## Assignment
From the listing below, extract each line containing the string "more".

*** Opening of Dataset content ***

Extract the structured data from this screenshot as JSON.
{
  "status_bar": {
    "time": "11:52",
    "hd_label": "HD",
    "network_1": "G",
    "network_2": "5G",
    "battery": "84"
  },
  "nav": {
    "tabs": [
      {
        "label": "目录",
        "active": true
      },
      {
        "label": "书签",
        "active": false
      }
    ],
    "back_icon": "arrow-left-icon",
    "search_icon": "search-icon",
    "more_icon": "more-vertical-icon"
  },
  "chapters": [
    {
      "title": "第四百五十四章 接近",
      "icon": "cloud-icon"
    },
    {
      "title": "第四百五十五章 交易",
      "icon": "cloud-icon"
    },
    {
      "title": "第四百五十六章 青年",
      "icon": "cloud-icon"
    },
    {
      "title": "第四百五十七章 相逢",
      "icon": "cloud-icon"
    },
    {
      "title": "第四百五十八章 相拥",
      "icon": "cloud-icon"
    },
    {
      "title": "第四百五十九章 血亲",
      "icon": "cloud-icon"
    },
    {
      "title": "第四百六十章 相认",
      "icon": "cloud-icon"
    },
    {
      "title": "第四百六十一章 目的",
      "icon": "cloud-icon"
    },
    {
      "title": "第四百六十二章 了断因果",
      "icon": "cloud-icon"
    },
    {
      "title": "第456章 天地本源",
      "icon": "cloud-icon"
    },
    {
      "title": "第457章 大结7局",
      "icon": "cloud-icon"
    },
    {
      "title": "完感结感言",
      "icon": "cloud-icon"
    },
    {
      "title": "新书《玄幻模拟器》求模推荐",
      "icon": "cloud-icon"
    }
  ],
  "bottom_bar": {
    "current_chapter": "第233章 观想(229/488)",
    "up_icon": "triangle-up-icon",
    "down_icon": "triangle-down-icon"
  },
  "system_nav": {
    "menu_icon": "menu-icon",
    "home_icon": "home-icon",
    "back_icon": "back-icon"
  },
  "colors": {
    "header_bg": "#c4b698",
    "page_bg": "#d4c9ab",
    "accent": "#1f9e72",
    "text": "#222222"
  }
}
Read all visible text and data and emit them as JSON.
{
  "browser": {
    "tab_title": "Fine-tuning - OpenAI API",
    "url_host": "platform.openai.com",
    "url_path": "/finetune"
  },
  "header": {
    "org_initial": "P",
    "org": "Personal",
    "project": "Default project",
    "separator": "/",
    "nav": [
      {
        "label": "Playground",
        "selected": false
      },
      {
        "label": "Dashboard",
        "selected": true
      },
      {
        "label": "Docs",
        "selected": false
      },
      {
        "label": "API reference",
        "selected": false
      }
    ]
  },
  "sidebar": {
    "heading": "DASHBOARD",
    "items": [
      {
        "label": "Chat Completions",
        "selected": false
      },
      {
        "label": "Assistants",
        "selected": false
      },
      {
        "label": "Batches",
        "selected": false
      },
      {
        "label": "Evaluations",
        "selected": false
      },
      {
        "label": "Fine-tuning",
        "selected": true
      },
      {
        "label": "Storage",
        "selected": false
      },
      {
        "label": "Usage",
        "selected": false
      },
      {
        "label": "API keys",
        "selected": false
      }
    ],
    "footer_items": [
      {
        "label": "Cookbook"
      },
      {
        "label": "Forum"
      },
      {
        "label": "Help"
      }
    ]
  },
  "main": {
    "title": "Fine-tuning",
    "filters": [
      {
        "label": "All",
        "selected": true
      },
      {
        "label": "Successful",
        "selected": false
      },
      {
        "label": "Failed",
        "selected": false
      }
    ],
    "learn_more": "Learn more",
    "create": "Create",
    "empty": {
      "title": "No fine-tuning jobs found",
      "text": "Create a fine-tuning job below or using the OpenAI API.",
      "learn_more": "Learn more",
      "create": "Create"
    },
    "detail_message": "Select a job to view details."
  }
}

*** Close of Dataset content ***

## Solution for this problem
    "more_icon": "more-vertical-icon"
    "learn_more": "Learn more",
      "learn_more": "Learn more",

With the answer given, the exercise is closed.